# [Task directions]
Print each entry word for word.

# [Data excerpts]
[Start of section]

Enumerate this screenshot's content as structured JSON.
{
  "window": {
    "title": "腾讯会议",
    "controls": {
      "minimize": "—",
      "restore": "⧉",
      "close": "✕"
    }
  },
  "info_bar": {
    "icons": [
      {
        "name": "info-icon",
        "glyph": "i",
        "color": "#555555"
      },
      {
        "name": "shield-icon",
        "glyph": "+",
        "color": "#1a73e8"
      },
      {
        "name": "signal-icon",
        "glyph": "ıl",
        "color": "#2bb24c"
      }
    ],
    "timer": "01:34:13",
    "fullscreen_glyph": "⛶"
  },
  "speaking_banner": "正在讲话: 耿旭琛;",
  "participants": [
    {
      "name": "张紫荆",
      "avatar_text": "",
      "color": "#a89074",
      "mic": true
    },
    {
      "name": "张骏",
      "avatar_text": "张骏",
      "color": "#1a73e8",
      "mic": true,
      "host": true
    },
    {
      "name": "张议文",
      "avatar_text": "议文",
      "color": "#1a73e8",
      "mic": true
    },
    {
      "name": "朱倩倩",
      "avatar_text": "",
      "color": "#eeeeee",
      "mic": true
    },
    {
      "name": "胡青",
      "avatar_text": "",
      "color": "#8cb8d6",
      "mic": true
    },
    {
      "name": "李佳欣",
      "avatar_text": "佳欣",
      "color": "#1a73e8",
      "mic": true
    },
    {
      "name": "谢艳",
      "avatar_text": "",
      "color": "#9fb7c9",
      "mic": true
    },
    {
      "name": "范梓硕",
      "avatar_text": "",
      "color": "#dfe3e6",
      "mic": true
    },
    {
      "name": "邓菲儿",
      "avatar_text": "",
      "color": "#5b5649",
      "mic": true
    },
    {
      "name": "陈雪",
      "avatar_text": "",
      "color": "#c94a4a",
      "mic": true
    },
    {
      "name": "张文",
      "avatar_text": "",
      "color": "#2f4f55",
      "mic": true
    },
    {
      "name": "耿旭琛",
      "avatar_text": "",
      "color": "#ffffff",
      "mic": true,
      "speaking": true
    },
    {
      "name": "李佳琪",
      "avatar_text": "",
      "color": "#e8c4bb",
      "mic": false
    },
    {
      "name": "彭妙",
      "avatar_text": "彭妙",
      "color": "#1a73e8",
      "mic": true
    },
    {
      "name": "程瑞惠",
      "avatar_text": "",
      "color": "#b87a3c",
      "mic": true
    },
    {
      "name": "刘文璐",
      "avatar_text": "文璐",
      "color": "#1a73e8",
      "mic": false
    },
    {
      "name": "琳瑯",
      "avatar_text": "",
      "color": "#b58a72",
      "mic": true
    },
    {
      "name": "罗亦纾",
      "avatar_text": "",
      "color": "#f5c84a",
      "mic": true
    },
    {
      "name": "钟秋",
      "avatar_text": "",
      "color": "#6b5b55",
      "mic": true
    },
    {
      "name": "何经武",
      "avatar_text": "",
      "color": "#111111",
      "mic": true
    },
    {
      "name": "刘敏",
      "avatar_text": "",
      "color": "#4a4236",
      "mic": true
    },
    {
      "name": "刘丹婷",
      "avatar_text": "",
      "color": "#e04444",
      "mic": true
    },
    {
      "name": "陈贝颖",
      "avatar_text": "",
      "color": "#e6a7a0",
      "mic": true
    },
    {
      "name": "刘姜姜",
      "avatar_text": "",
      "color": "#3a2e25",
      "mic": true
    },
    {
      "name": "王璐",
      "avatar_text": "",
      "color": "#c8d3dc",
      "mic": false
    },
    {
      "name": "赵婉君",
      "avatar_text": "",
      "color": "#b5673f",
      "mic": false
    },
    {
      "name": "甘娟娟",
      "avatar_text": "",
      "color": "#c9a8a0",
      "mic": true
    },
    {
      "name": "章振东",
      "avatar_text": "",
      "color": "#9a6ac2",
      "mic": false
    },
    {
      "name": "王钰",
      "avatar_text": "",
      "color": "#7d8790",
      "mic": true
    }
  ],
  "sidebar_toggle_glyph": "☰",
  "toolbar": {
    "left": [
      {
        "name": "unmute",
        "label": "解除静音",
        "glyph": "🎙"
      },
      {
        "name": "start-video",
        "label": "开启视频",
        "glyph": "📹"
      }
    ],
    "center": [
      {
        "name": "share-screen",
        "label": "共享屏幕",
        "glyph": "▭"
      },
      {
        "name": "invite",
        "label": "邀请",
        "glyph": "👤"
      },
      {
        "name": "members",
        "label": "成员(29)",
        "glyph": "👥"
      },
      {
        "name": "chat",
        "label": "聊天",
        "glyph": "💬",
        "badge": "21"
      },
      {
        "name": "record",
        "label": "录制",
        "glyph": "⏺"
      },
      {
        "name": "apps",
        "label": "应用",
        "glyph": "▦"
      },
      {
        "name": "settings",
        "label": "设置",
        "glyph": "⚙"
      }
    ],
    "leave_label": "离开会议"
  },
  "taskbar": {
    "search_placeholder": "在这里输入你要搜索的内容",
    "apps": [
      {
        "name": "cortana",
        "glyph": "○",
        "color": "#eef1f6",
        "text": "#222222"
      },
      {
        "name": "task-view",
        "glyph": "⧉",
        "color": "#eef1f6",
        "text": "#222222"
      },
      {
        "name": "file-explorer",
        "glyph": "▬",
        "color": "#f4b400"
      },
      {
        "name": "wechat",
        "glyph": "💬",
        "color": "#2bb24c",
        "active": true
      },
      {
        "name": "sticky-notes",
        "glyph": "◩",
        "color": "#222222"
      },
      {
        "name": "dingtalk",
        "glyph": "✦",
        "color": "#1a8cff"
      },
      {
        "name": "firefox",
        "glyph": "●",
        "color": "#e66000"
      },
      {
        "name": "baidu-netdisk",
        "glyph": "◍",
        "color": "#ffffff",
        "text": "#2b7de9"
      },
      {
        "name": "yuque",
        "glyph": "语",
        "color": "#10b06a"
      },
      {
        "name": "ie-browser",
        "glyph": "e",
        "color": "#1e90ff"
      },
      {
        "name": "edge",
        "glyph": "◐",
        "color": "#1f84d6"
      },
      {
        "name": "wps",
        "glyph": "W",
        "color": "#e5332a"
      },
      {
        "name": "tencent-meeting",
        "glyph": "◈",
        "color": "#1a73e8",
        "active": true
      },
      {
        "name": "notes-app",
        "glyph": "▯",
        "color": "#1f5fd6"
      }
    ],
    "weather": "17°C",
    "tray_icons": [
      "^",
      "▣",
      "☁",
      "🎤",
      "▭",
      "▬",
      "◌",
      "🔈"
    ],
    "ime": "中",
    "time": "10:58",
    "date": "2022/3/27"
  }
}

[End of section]

# [Response box]
Enumerate this screenshot's content as structured JSON.
{
  "window": {
    "title": "腾讯会议",
    "controls": {
      "minimize": "—",
      "restore": "⧉",
      "close": "✕"
    }
  },
  "info_bar": {
    "icons": [
      {
        "name": "info-icon",
        "glyph": "i",
        "color": "#555555"
      },
      {
        "name": "shield-icon",
        "glyph": "+",
        "color": "#1a73e8"
      },
      {
        "name": "signal-icon",
        "glyph": "ıl",
        "color": "#2bb24c"
      }
    ],
    "timer": "01:34:13",
    "fullscreen_glyph": "⛶"
  },
  "speaking_banner": "正在讲话: 耿旭琛;",
  "participants": [
    {
      "name": "张紫荆",
      "avatar_text": "",
      "color": "#a89074",
      "mic": true
    },
    {
      "name": "张骏",
      "avatar_text": "张骏",
      "color": "#1a73e8",
      "mic": true,
      "host": true
    },
    {
      "name": "张议文",
      "avatar_text": "议文",
      "color": "#1a73e8",
      "mic": true
    },
    {
      "name": "朱倩倩",
      "avatar_text": "",
      "color": "#eeeeee",
      "mic": true
    },
    {
      "name": "胡青",
      "avatar_text": "",
      "color": "#8cb8d6",
      "mic": true
    },
    {
      "name": "李佳欣",
      "avatar_text": "佳欣",
      "color": "#1a73e8",
      "mic": true
    },
    {
      "name": "谢艳",
      "avatar_text": "",
      "color": "#9fb7c9",
      "mic": true
    },
    {
      "name": "范梓硕",
      "avatar_text": "",
      "color": "#dfe3e6",
      "mic": true
    },
    {
      "name": "邓菲儿",
      "avatar_text": "",
      "color": "#5b5649",
      "mic": true
    },
    {
      "name": "陈雪",
      "avatar_text": "",
      "color": "#c94a4a",
      "mic": true
    },
    {
      "name": "张文",
      "avatar_text": "",
      "color": "#2f4f55",
      "mic": true
    },
    {
      "name": "耿旭琛",
      "avatar_text": "",
      "color": "#ffffff",
      "mic": true,
      "speaking": true
    },
    {
      "name": "李佳琪",
      "avatar_text": "",
      "color": "#e8c4bb",
      "mic": false
    },
    {
      "name": "彭妙",
      "avatar_text": "彭妙",
      "color": "#1a73e8",
      "mic": true
    },
    {
      "name": "程瑞惠",
      "avatar_text": "",
      "color": "#b87a3c",
      "mic": true
    },
    {
      "name": "刘文璐",
      "avatar_text": "文璐",
      "color": "#1a73e8",
      "mic": false
    },
    {
      "name": "琳瑯",
      "avatar_text": "",
      "color": "#b58a72",
      "mic": true
    },
    {
      "name": "罗亦纾",
      "avatar_text": "",
      "color": "#f5c84a",
      "mic": true
    },
    {
      "name": "钟秋",
      "avatar_text": "",
      "color": "#6b5b55",
      "mic": true
    },
    {
      "name": "何经武",
      "avatar_text": "",
      "color": "#111111",
      "mic": true
    },
    {
      "name": "刘敏",
      "avatar_text": "",
      "color": "#4a4236",
      "mic": true
    },
    {
      "name": "刘丹婷",
      "avatar_text": "",
      "color": "#e04444",
      "mic": true
    },
    {
      "name": "陈贝颖",
      "avatar_text": "",
      "color": "#e6a7a0",
      "mic": true
    },
    {
      "name": "刘姜姜",
      "avatar_text": "",
      "color": "#3a2e25",
      "mic": true
    },
    {
      "name": "王璐",
      "avatar_text": "",
      "color": "#c8d3dc",
      "mic": false
    },
    {
      "name": "赵婉君",
      "avatar_text": "",
      "color": "#b5673f",
      "mic": false
    },
    {
      "name": "甘娟娟",
      "avatar_text": "",
      "color": "#c9a8a0",
      "mic": true
    },
    {
      "name": "章振东",
      "avatar_text": "",
      "color": "#9a6ac2",
      "mic": false
    },
    {
      "name": "王钰",
      "avatar_text": "",
      "color": "#7d8790",
      "mic": true
    }
  ],
  "sidebar_toggle_glyph": "☰",
  "toolbar": {
    "left": [
      {
        "name": "unmute",
        "label": "解除静音",
        "glyph": "🎙"
      },
      {
        "name": "start-video",
        "label": "开启视频",
        "glyph": "📹"
      }
    ],
    "center": [
      {
        "name": "share-screen",
        "label": "共享屏幕",
        "glyph": "▭"
      },
      {
        "name": "invite",
        "label": "邀请",
        "glyph": "👤"
      },
      {
        "name": "members",
        "label": "成员(29)",
        "glyph": "👥"
      },
      {
        "name": "chat",
        "label": "聊天",
        "glyph": "💬",
        "badge": "21"
      },
      {
        "name": "record",
        "label": "录制",
        "glyph": "⏺"
      },
      {
        "name": "apps",
        "label": "应用",
        "glyph": "▦"
      },
      {
        "name": "settings",
        "label": "设置",
        "glyph": "⚙"
      }
    ],
    "leave_label": "离开会议"
  },
  "taskbar": {
    "search_placeholder": "在这里输入你要搜索的内容",
    "apps": [
      {
        "name": "cortana",
        "glyph": "○",
        "color": "#eef1f6",
        "text": "#222222"
      },
      {
        "name": "task-view",
        "glyph": "⧉",
        "color": "#eef1f6",
        "text": "#222222"
      },
      {
        "name": "file-explorer",
        "glyph": "▬",
        "color": "#f4b400"
      },
      {
        "name": "wechat",
        "glyph": "💬",
        "color": "#2bb24c",
        "active": true
      },
      {
        "name": "sticky-notes",
        "glyph": "◩",
        "color": "#222222"
      },
      {
        "name": "dingtalk",
        "glyph": "✦",
        "color": "#1a8cff"
      },
      {
        "name": "firefox",
        "glyph": "●",
        "color": "#e66000"
      },
      {
        "name": "baidu-netdisk",
        "glyph": "◍",
        "color": "#ffffff",
        "text": "#2b7de9"
      },
      {
        "name": "yuque",
        "glyph": "语",
        "color": "#10b06a"
      },
      {
        "name": "ie-browser",
        "glyph": "e",
        "color": "#1e90ff"
      },
      {
        "name": "edge",
        "glyph": "◐",
        "color": "#1f84d6"
      },
      {
        "name": "wps",
        "glyph": "W",
        "color": "#e5332a"
      },
      {
        "name": "tencent-meeting",
        "glyph": "◈",
        "color": "#1a73e8",
        "active": true
      },
      {
        "name": "notes-app",
        "glyph": "▯",
        "color": "#1f5fd6"
      }
    ],
    "weather": "17°C",
    "tray_icons": [
      "^",
      "▣",
      "☁",
      "🎤",
      "▭",
      "▬",
      "◌",
      "🔈"
    ],
    "ime": "中",
    "time": "10:58",
    "date": "2022/3/27"
  }
}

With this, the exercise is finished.